They took upon "themselves a curse and an oath to
walk in God’s law . . . to keep and to observe all
the commandments of God our Lord, and His ordinances
and His statutes" (10:29). Those who signed
represented all the people living in Judah during
the day of Nehemiah.
Moreover, they refused to
give their daughters in marriage to "the peoples of
the land," or to allow their sons to marry
The Sabbath and the house
of God became priorities in their lives. "We will
not neglect the house of God" (v. 39).
These people got serious
with God that day. It was a revival that would last
until the coming of Christ four hundred years later.
Revival is not an
emotional upheaval—it is a commitment to action. It
is a walk with God.
PRINCIPLES AND PRACTICAL APPLICATIONS
1. God’s Word will
not return to Him void. It will accomplish His
purposes. He uses His written Word to bring revival.
How tragic that we live in a day that does not take
the Word of God seriously. The Bible is God’s book
and we need to proclaim it.
2. The only
behavior that changes is observed behavior. The
people took time to reflect on God’s faithfulness
and their own rebellious lives. They confessed their
sins and signed a formal commitment to change their
direction of their lives.

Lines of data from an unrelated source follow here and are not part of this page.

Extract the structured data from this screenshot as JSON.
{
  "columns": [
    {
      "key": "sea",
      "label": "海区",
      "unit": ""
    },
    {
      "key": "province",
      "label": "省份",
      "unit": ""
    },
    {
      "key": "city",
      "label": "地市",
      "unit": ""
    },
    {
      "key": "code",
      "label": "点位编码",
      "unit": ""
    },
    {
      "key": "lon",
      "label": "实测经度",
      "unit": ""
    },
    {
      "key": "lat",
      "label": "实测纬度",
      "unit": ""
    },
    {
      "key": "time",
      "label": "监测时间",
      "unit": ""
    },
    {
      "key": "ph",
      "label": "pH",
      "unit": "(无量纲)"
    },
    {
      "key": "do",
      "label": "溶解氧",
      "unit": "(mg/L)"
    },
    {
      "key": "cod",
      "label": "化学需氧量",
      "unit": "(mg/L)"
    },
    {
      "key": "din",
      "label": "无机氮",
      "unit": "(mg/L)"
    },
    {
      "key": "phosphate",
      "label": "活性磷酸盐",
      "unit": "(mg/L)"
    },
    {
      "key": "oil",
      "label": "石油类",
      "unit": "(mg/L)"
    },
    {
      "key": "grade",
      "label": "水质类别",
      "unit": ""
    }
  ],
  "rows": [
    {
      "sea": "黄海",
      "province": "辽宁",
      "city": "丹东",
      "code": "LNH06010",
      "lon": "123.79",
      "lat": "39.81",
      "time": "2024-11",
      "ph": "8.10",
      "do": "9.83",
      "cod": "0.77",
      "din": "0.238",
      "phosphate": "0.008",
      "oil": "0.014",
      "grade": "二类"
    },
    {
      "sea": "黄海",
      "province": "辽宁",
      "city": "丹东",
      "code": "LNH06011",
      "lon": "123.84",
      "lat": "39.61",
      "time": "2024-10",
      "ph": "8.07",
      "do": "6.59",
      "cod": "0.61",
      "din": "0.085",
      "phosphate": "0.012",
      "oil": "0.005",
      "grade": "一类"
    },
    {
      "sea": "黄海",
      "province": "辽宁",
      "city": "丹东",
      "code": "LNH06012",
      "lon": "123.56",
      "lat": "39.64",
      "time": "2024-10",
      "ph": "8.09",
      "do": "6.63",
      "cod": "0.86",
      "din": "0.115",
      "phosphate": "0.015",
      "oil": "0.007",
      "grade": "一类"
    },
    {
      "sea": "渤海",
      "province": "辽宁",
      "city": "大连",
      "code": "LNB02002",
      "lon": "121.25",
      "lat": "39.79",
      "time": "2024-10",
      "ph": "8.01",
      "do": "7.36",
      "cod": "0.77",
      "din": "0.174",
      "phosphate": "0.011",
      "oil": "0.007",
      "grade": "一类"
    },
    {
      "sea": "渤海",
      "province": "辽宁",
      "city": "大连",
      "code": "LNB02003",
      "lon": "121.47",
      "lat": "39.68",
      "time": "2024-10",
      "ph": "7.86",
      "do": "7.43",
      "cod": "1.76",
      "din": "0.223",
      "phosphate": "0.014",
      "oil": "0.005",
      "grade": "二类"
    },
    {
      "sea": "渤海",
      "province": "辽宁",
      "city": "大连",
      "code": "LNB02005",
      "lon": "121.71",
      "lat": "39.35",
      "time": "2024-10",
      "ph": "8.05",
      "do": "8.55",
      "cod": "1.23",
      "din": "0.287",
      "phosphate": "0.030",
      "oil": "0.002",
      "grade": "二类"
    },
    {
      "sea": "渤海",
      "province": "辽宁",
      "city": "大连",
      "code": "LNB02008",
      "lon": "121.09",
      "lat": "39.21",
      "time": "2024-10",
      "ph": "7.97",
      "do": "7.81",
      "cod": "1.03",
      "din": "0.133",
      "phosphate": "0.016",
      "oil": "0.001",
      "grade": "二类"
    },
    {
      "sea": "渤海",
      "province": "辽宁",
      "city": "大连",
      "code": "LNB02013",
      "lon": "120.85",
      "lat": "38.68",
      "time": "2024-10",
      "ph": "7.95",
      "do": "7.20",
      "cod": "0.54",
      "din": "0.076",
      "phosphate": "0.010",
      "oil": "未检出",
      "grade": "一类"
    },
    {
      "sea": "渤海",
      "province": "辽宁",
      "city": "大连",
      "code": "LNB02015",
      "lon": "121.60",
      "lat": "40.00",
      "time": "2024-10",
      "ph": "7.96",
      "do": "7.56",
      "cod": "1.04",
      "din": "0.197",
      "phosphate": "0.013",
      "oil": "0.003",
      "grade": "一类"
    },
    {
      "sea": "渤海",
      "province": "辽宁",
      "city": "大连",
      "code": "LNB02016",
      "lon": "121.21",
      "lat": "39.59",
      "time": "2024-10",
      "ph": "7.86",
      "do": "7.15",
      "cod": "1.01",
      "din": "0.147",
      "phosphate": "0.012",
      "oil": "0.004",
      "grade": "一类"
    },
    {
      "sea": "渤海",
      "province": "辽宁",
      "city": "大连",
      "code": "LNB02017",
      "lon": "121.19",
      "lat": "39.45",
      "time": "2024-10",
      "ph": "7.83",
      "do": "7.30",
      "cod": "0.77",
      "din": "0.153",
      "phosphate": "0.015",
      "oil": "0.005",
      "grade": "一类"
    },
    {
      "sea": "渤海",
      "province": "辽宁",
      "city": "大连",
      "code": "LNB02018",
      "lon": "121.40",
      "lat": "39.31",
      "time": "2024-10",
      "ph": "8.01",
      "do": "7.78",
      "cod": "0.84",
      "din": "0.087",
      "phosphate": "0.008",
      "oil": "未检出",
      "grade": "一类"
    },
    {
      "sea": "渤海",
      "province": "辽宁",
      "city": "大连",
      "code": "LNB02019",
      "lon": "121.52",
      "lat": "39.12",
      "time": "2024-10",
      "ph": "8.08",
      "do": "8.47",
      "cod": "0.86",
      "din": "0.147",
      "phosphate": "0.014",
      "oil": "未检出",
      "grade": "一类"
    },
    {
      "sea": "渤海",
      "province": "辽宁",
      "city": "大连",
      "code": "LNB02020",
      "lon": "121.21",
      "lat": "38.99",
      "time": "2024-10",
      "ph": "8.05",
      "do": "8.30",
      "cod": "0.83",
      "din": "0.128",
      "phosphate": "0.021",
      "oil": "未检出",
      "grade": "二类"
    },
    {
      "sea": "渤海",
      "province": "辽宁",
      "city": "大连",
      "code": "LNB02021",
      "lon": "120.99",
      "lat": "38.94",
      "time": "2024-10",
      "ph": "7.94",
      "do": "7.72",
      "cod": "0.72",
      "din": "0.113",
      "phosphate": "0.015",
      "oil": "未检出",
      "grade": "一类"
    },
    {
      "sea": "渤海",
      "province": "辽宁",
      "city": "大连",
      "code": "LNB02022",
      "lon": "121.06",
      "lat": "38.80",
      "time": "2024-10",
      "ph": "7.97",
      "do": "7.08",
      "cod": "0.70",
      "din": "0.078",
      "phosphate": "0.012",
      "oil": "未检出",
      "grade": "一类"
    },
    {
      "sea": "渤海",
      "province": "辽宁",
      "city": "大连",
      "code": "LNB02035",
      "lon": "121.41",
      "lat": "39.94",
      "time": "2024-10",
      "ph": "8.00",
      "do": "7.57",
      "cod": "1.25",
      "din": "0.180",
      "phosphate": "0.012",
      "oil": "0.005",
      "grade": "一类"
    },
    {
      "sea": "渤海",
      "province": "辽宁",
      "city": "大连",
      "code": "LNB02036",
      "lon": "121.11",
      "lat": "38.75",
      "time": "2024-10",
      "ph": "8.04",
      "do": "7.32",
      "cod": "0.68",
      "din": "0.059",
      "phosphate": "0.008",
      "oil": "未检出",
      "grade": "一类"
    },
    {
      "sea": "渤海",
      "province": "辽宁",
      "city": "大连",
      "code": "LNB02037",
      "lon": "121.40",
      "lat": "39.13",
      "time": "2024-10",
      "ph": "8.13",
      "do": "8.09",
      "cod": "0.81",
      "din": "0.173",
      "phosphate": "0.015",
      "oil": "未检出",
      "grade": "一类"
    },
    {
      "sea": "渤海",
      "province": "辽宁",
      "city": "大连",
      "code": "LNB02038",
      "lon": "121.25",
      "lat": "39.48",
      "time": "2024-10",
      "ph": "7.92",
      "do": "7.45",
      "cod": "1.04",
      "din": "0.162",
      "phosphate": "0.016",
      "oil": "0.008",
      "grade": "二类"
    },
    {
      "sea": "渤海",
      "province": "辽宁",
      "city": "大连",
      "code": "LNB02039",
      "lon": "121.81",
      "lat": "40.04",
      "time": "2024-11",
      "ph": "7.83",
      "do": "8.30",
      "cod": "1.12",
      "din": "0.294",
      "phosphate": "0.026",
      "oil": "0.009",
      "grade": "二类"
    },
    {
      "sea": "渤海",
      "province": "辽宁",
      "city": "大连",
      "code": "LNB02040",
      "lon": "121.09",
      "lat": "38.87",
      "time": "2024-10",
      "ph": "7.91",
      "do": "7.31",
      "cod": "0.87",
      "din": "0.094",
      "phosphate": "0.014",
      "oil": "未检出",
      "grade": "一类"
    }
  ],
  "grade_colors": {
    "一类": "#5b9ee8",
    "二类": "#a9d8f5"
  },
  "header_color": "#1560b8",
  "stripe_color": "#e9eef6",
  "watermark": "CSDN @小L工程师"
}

They got serious with God.
We have a personal responsibility to make a personal
commitment to God and keep it.
3. God’s grace is
always greater than our sins. He is ready to forgive
if you will confess to Him. There is cleansing in
the fountain that flows from the Lamb of God.
4. God is
sovereign in the affairs of nations, and not just
Judah in the days of Nehemiah. He is just in all of
His dealings with mankind. "However, You are just in
all that has come upon us; For You have dealt
faithfully, but we have acted wickedly" (9:33). Have
you confessed to God your sins and turned from them?
5. Take some time
and reflect on God’s faithfulness and goodness to
you in your life. Jot down on a piece of paper how
God has been faithful to you and your family. Pause
and give praise to Him. Thank Him for your
job, your promotions, your achievements, and your
family. Give Him glory.
6. Revival affects
every area of our lives: personal, family, social,
professional, business, church, etc. Spend some time
praying for revival.
Somewhere God got a bad
reputation by some arrogant sinners. The truth is He
is described in the Old Testament as the God of
grace, tender mercy and loving care. This great
chapter in Nehemiah reminds us just how
compassionate, patient and forgiving He really is.
Even when the people of Israel blasphemed God, He
did not destroy them, but spared them and drew them
back to Himself. Yes, He chastised them, but that is
an expression of love. We don’t’ deserve anything
but death, but God in love sent His Son to die in
our place to give us eternal life. God is patient,
longsuffering, loving toward us. He is still
compassionate, merciful, caring. What greater love
that He sent His Son to die for you? Have you put
your faith and trust in Him? Have you thanked Him
for loving you?
Index to this Series on
the Nehemiah: A Leader with a Focused Faith
9:1-38 Setting Priorities for Revival through Prayer
Series: Nehemiah: A
Leader with a Focused Faith